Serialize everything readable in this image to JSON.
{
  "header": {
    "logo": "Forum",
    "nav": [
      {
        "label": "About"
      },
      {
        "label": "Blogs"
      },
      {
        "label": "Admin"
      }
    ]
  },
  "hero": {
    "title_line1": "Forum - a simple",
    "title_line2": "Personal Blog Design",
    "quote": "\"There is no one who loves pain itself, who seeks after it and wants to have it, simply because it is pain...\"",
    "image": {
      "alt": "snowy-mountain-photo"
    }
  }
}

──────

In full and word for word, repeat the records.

EXPECTED OUTPUT:
Serialize everything readable in this image to JSON.
{
  "header": {
    "logo": "Forum",
    "nav": [
      {
        "label": "About"
      },
      {
        "label": "Blogs"
      },
      {
        "label": "Admin"
      }
    ]
  },
  "hero": {
    "title_line1": "Forum - a simple",
    "title_line2": "Personal Blog Design",
    "quote": "\"There is no one who loves pain itself, who seeks after it and wants to have it, simply because it is pain...\"",
    "image": {
      "alt": "snowy-mountain-photo"
    }
  }
}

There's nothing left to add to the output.